That’s kind of how I feel about my journey in life and wherever this is going. I do not know it all. I am actively still in the middle of figuring things out. The only thing I am really sure of is how important it is to share, even if I need help along the way. I am not an expert on many things. I hold no fancy degrees in psychology, social work, Christian studies, writing, the Bible, marketing, or depression. I can still know those things are important. Instead of hiding away, I can find the help I need to get the outcome I want and share what I learn with anyone else in need.
I think that’s something a lot of people allow to hold them back. I am totally guilty of it. I see people doing or achieving things I want to, then I quickly assess my progress toward those goals. If I am not on par with them or at least catching up, I immediately believe I am not as good as them. The idea of working through those feelings or getting help doesn’t cross my mind. You’ve either got “it” or you don’t, right? I know I’m not the only one carrying these ridiculously high standards with me.

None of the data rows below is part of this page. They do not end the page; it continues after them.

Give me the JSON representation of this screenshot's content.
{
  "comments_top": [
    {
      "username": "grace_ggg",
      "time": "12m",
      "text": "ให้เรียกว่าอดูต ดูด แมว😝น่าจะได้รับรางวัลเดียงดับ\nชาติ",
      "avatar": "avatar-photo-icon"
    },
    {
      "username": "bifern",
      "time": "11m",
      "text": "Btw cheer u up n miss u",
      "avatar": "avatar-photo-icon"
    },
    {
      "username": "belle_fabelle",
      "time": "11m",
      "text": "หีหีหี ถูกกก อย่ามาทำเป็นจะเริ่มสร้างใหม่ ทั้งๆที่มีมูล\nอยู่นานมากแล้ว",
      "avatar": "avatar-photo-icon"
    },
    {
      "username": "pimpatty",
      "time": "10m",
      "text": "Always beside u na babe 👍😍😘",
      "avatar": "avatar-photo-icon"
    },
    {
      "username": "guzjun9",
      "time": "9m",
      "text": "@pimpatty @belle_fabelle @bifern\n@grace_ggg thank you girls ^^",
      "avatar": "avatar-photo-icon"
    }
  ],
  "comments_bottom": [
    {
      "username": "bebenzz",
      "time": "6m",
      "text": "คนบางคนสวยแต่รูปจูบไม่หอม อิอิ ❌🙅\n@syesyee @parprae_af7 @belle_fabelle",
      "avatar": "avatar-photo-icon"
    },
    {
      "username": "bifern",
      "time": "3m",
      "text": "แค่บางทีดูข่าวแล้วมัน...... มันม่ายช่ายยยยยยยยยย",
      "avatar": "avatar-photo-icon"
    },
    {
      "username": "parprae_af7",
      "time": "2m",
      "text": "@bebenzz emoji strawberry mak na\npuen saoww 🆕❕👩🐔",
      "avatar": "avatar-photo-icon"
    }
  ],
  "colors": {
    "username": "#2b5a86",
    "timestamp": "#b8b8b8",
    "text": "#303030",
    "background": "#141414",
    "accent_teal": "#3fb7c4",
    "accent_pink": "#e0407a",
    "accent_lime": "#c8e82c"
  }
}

I wonder how many amazing things I have missed out on because I didn’t feel I was an expert at it soon enough. How many things have we all missed out on which could have helped improve our lives or the lives of others? Why do we let doubt and fear take the wheel so often? Why do we act like we can only do the things we already know? When you step out of your comfort zone, you take back control.
If a man in his 70s can wander into an elementary school library and admit to his grandson, then a woman he never met before, he doesn’t know how books work – we can chase after our dreams. If he can stand there, surrounded by Captain Underpants, Dogman, and Baby Shark books while he learns where to find information on a book sleeve without an ounce of embarrassment – we can ask questions and allow others to guide us too. You just need to step out of your comfort zone.
If you don’t know how, but know its important – do it. Do it scared, unsure, shaky, and uncertain – but do it.